A woman must quietly receive instruction with entire submissiveness. But I do not allow a woman to teach or exercise authority over a man, but to remain quiet. For it was Adam who was first created, and then Eve.

His sermon was good until he got to the end, when he said something like:

Now we have seen what God’s Word says, here. I don’t know why He has said it. I think my wife would make a better elder than I do. Yet we have to submit to God’s Word.

This is what I mean by pastors apologizing for God’s Word and truth. To proclaim “God hath said” followed by “I wish God hadn’t said” undercuts God’s authority and Words.

Yet this is the habit of even the most conservative pastors today. They do it unconsciously, I think, but they do it relentlessly. Usually it is not as direct as what my friend said above. More typically the pastor will pepper the times he says God’s “no” in his sermon with hedge phrases like, “that’s what it says” and “we all see it” and “this might make you uncomfortable.” There are endless ways of distancing ourselves from God, leaving Him to be the ogre and us simply the bearer of His nasties. But for any servant of God to do this is repulsive.

It is our greatest privilege to preach God’s words to this sinful world, and the fact that His words sound arrogant or authoritarian or out of touch down here in Babylon only highlights what a privilege we have to proclaim His eternal words here in Babylon.

Again, though, this apologetic presentation of God’s words is not the mark of rebellion or unfaithfulness on the part of our shepherd. It’s just weakness, and it would be respectful and helpful for us to share with our shepherd our examination of Scripture for similar apologetic presentations in the preaching and teaching recorded there, explaining to him that Scripture doesn’t commend such hedge words and phrases. Then it might be appropriate to share with him tenderly and humbly that we find such hedge words and phrases disheartening.

Our goal emulating the Bereans is not—absolutely not—to become the pastor’s Great Corrector or “faithful opposition.” Only rarely should we speak to a pastor about what we think he might have done wrong, and when we do so, it should be covered with affection and love which he knows because each time we leave the service, we and our little ones and wife thank him for feeding us. Such a relationship will allow for occasional pushbacks, and the love between congregant and pastor will grow through them.

Every pastor has feet of clay, and this should only lead us to love and care for him more faithfully as he does his work to which he has been called and set apart by God through “the laying on of the hands by the presbytery” (1Timothy 4:4).

But to repeat: it is right for us to strive to be more noble than the Thessalonians by copying the Bereans in:

  1. Receiving the word from our pastors in all readiness of mind.
  2. Examining their words by searching Scripture to see if what they said is true.

Without the second, the first isn’t noble.
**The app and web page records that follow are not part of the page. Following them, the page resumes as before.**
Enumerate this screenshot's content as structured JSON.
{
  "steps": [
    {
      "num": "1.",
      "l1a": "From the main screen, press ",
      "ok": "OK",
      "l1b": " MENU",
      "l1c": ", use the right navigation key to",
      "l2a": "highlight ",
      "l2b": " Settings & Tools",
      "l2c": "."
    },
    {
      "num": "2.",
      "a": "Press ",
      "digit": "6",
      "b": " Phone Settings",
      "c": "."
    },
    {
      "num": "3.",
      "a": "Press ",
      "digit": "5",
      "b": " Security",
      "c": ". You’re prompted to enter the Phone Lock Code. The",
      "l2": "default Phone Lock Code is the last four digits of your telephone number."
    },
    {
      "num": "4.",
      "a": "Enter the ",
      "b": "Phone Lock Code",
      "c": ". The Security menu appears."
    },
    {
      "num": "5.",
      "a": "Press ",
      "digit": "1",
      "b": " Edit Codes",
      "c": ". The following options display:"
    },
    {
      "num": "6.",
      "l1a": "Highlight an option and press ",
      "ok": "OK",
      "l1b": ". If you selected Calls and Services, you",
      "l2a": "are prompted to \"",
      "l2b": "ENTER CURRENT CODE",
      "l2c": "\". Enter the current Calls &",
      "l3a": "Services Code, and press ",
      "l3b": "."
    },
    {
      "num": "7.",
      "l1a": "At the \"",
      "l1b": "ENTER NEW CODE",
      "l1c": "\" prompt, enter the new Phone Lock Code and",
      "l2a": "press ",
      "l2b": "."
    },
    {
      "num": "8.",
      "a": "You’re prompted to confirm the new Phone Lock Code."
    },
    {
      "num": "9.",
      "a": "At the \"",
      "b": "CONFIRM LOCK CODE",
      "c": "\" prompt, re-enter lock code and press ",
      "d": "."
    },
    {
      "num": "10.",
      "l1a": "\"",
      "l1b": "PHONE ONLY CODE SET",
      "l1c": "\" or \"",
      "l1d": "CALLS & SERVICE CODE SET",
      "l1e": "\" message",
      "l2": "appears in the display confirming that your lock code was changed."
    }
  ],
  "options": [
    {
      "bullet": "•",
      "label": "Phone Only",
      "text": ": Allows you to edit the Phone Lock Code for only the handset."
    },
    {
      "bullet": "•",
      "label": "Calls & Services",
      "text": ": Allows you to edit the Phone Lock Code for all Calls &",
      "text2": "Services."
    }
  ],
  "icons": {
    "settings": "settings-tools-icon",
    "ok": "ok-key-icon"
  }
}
It’s slothfulness.

Without the first, the second isn’t noble. It’s merely the proud man’s refusal to be taught.

(Second in a series.)

Thankful for this content? Let others know:

Tags: , ,